Patients also must be under a doctor’s care and close supervision while taking Fentora and the dose should be carefully adjusted to control breakthrough pain adequately.

In addition, FDA is concerned about the improper substitution of Fentora, a quick acting pain drug, for other pain medicines. Fentora is not the same as other fentanyl products and cannot be substituted for Actiq, another fentanyl product used to treat breakthrough cancer pain. Because Fentora delivers more fentanyl to the blood than Actiq, substituting Fentora for Actiq using the same dose can result in a fatal overdose.

[Posted 09/13/2007] Cephalon issued two Dear Healthcare Professional Letters to inform prescribers and other healthcare providers of important safety information regarding Fentora. Fentora is indicated only for the management of breakthrough pain in patients with cancer who are already receiving and who are tolerant to opioid therapy for their underlying persistent cancer pain. Serious adverse events, including deaths, have occurred in patients treated with Fentora. These deaths occurred as a result of improper patient selection (e.g., use in opioid non-tolerant patients), improper dosing, and/or improper product substitution. The healthcare professional letters provide key points regarding appropriate patient selection and proper dosing and administration of Fentora to reduce the risk of respiratory depression.

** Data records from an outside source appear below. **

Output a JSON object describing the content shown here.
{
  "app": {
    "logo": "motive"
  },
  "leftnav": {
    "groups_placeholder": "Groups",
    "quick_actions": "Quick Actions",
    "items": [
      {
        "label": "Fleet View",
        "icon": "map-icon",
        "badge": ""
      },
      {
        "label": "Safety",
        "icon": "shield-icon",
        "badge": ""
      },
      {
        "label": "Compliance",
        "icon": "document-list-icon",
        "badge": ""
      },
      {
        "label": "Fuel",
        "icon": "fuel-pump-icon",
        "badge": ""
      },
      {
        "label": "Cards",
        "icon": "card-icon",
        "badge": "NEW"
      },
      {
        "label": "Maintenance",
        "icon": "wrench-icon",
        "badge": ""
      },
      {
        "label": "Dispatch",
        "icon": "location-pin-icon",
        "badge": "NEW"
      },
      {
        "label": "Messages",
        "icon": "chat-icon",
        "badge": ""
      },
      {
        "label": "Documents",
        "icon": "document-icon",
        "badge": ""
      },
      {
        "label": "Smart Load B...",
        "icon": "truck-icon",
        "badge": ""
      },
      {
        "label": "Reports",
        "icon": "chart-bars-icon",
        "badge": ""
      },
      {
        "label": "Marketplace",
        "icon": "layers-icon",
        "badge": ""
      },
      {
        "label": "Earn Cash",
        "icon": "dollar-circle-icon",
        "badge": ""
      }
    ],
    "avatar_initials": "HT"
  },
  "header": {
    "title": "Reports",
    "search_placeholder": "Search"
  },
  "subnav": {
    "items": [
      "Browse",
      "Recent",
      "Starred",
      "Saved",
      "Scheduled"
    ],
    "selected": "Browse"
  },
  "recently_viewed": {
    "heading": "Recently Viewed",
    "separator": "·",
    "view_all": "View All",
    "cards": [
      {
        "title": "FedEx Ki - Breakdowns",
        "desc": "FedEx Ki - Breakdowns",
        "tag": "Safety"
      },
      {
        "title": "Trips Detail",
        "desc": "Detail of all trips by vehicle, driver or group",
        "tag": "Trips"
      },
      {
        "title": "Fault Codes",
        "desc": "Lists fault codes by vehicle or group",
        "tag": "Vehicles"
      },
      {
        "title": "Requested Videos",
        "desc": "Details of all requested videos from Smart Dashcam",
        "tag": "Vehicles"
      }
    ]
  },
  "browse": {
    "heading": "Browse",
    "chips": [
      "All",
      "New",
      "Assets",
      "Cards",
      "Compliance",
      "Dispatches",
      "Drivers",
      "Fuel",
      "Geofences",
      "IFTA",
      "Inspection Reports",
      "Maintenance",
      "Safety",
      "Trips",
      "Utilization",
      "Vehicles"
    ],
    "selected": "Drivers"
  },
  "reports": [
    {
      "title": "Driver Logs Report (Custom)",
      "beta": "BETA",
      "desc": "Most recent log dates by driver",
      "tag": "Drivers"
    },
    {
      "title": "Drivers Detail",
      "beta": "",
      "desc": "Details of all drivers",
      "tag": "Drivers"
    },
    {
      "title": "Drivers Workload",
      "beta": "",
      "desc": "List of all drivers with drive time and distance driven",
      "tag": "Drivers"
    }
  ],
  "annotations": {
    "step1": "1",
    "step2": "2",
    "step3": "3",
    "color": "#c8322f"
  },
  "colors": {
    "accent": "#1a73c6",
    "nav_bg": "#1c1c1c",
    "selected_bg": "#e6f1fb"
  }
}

[September 26, 2007 - Public Health Advisory - FDA]
[September 26, 2007 - Healthcare Information Sheet - FDA]
[September 10, 2007 - Dear Doctor Letter - Cephalon]
[September 10, 2007 - Dear Healthcare Professional Letter - Cephalon]
[March 2007 - Label with Medication Guide - Cephalon]